Existing devices would also be able to pick up 2.4 GHz TLPS with a software upgrade, which Monroe and Dooley argue should be a painless process as long as the FCC approval goes through smoothly. As for the international story, GSAT will wait on FCC approval before approaching other regulatory agencies, but Dooley argues that coupling satellites to use of GSAT’s spectrum is actually an advantage because it reduces deployment risk. Normally companies that license spectrum have a limited time to put that spectrum to use or they risking losing it; since GSAT’s license depends on its satellite constellation instead of on TLPS they can deploy at their own pace.
Globalstar sees some unintended benefits to the short campaign
One thing that has been interesting about this short from the beginning is that all the information is already out there, it’s just that most investors hadn’t taken the time to really learn the details about how spectrum works and the price is in limbo while people sort out technical details. During the presentation, Dooley argued that one benefit of the short campaign is that it gets rid of the hot money and forces other investors to really think about how spectrum should be valued. Since spectrum is a fixed natural resource that plays an increasingly important role in the modern world, this won’t be the last time markets grapple with its true worth.

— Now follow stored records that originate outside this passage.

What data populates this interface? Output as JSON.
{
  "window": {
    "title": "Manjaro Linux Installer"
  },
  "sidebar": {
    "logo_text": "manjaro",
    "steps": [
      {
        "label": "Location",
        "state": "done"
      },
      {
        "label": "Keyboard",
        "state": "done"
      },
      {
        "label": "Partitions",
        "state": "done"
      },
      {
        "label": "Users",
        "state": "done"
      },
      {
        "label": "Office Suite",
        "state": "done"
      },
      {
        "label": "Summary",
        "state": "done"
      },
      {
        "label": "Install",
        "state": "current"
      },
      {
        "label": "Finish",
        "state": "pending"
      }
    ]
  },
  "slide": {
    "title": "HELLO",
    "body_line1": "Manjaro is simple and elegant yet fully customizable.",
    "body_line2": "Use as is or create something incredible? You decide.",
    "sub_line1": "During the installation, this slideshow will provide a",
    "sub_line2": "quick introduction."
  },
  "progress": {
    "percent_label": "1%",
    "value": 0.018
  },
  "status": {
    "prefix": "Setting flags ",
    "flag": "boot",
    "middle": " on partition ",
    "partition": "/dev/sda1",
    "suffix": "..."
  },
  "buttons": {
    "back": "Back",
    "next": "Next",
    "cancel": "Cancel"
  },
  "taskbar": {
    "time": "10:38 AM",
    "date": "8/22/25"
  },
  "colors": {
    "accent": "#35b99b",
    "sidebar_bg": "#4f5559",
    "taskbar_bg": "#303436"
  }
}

The other benefit is that Monroe said he would love to increase his stake in GSAT at this price, though he’s currently restricted from doing so while he prepares quarterly numbers. He didn’t make any firm commitments, but suggested that he might invest more in a couple of weeks if prices stay low.